Meanwhile, a FIA spokesman explained that the immediate engine-mapping clampdown is because the spirit of the 'parc ferme' rules was being exploited.
Charlie Whiting's technical note to the teams on Tuesday insisted that cars "should be raced exactly as they qualified".
|Paul Ricard – 1978 French GP winner Mario Andretti|
PM targets Paul Ricard for French GP revival
(GMM) The French prime minister has confirmed high-level efforts to revive the country's formula one race.
FIA president and Frenchman Jean Todt revealed recently that "many people … at the highest levels of government" are pushing to end France's three-year hiatus since Magny Cours stopped hosting its annual event.
We reported on June 7 that the most likely venue for a reinstated French grand prix is Paul Ricard at Le Castellet, a circuit with close links to F1 chief executive Bernie Ecclestone.
At the same time, the Journal du Dimanche said French PM Francois Fillon has appointed countryman and Renault team boss Eric Boullier to help with the efforts to organize the event.
"It's true that I have put together a team," the L'Equipe sports daily quoted Fillon as having told the Var Matin newspaper on Tuesday.
"It (the team) is led in particular by one of my former colleagues Gilles Dufeigneux, working with the French motor sport federation, the FIA and also Eric Boullier and the director of Le Castellet, Gerard Neveu," confirmed the prime minister.
The last grand prix at Le Castellet, which has since been redeveloped as the Paul Ricard High Tech Test Track, was won by Alain Prost in 1990 before the French event moved to Magny Cours.
|Paul Ricard location|
Button to mark 200th grand prix in Hungary
(GMM) Jenson Button intends to celebrate his 200th grand prix next month in Hungary, the scene of his first formula one race win in 2006.
F1's official website lists the 2009 world champion as having "entered" 198 grands prix, meaning his double centenary could technically be marked at his home event at Silverstone.
But the typical practice is for the sport to only count grands prix that drivers actually start.
Button, 31, did not start in Monaco in 2003 after a practice crash, while in 2005 at Indianapolis all the Michelin runners pulled into the pits after the formation lap.

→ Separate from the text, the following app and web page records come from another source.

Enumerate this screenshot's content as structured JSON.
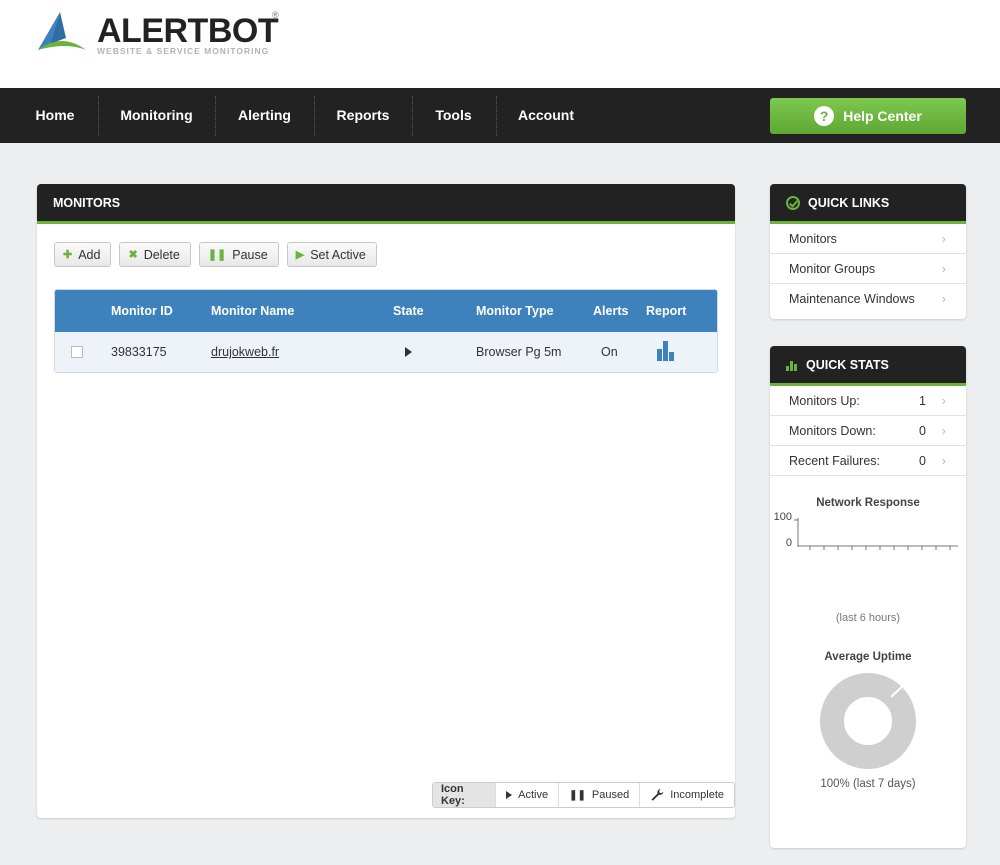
{
  "brand": {
    "name": "ALERTBOT",
    "tagline": "WEBSITE & SERVICE MONITORING",
    "registered": "®"
  },
  "nav": {
    "items": [
      "Home",
      "Monitoring",
      "Alerting",
      "Reports",
      "Tools",
      "Account"
    ],
    "help_label": "Help Center",
    "help_icon": "?"
  },
  "monitors": {
    "title": "MONITORS",
    "toolbar": {
      "add": "Add",
      "delete": "Delete",
      "pause": "Pause",
      "set_active": "Set Active"
    },
    "columns": [
      "Monitor ID",
      "Monitor Name",
      "State",
      "Monitor Type",
      "Alerts",
      "Report"
    ],
    "rows": [
      {
        "id": "39833175",
        "name": "drujokweb.fr",
        "state": "active",
        "type": "Browser Pg 5m",
        "alerts": "On"
      }
    ],
    "icon_key": {
      "label": "Icon Key:",
      "active": "Active",
      "paused": "Paused",
      "incomplete": "Incomplete"
    }
  },
  "quick_links": {
    "title": "QUICK LINKS",
    "items": [
      "Monitors",
      "Monitor Groups",
      "Maintenance Windows"
    ]
  },
  "quick_stats": {
    "title": "QUICK STATS",
    "items": [
      {
        "label": "Monitors Up:",
        "value": "1"
      },
      {
        "label": "Monitors Down:",
        "value": "0"
      },
      {
        "label": "Recent Failures:",
        "value": "0"
      }
    ],
    "network": {
      "title": "Network Response",
      "y_ticks": [
        "100",
        "0"
      ],
      "caption": "(last 6 hours)"
    },
    "uptime": {
      "title": "Average Uptime",
      "caption": "100% (last 7 days)",
      "percent": 100
    }
  },
  "colors": {
    "accent_green": "#6ab43e",
    "table_blue": "#3d82bd",
    "nav_dark": "#222222"
  }
}
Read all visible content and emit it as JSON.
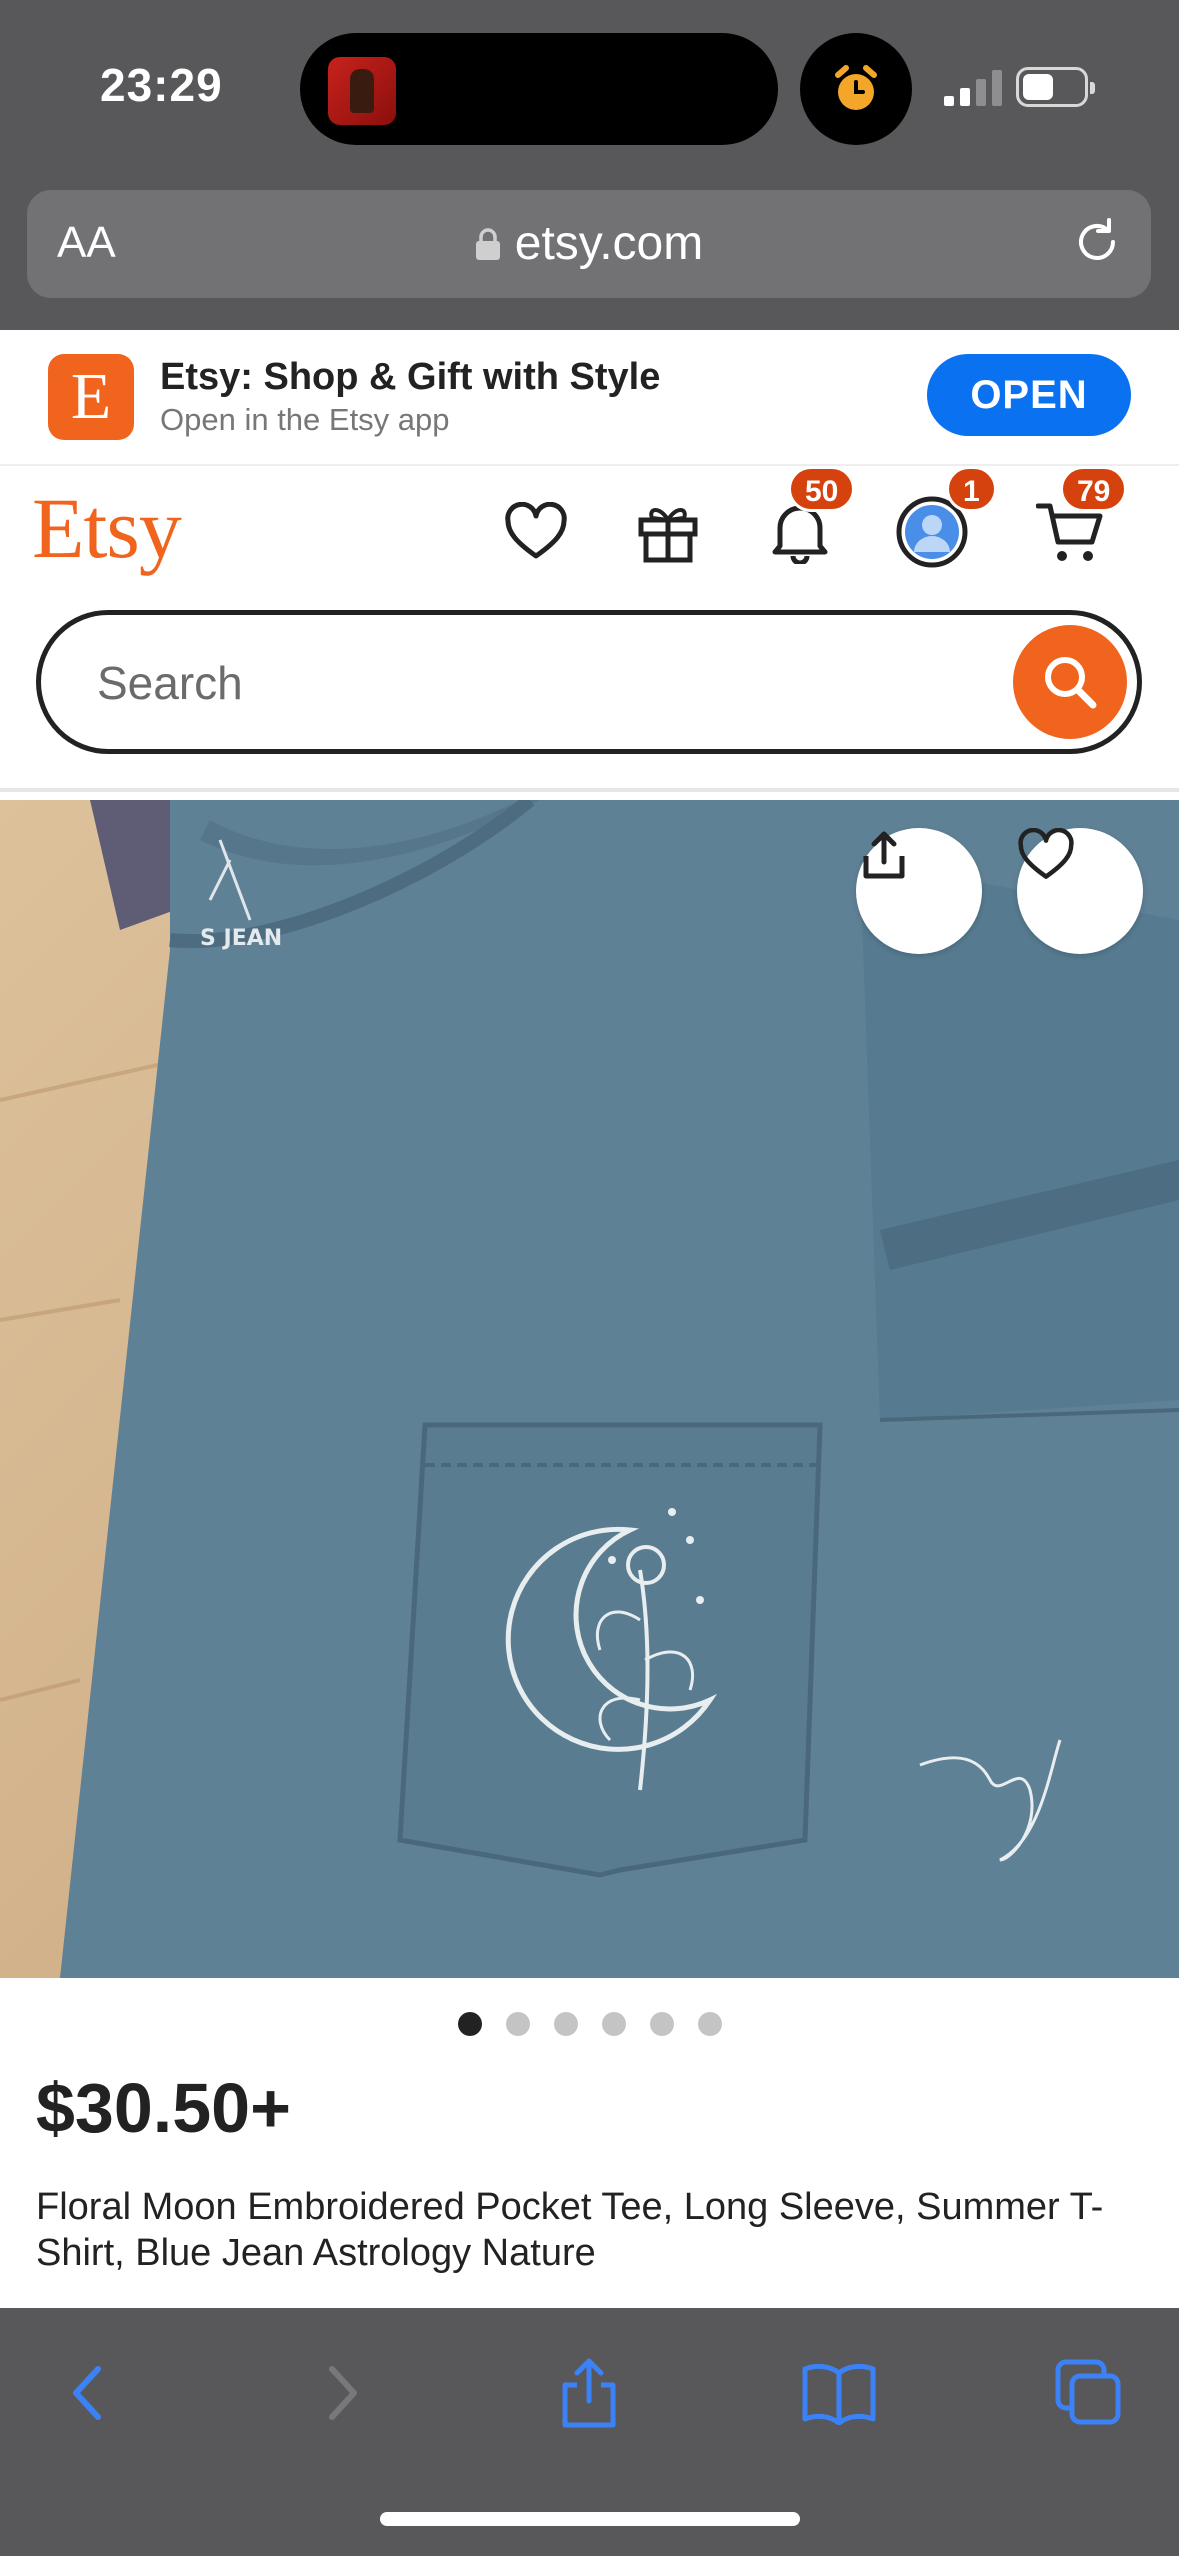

"I only count my race starts," the Briton confirmed to Roger Benoit, the veteran correspondent for the Swiss newspaper Blick.
"So my 200th will be on the 31st of July in Hungary," confirmed Button.
On August 6, 2006, then contesting his 113th grand prix at the wheel of a Honda, Button recorded his first formula one win at the Hungaroring.
Only Jarno Trulli (118) and Rubens Barrichello (123) took longer than Button to become grand prix winners, while with 179 races under his belt Nick Heidfeld is still trying to join them.
Only 11 F1 drivers have contested more grands prix than Button, with current rivals Rubens Barrichello (310) and Michael Schumacher (274) topping the list.
The Briton will climb to eighth on the all-time list by the end of the 2011 season, by surpassing the records of Alain Prost (198), Jean Alesi (201) and Nelson Piquet (203), and equaling Andrea de Cesaris' 208.
Fellow ten-time grand prix winner Gerhard Berger retired after his 210th grand prix.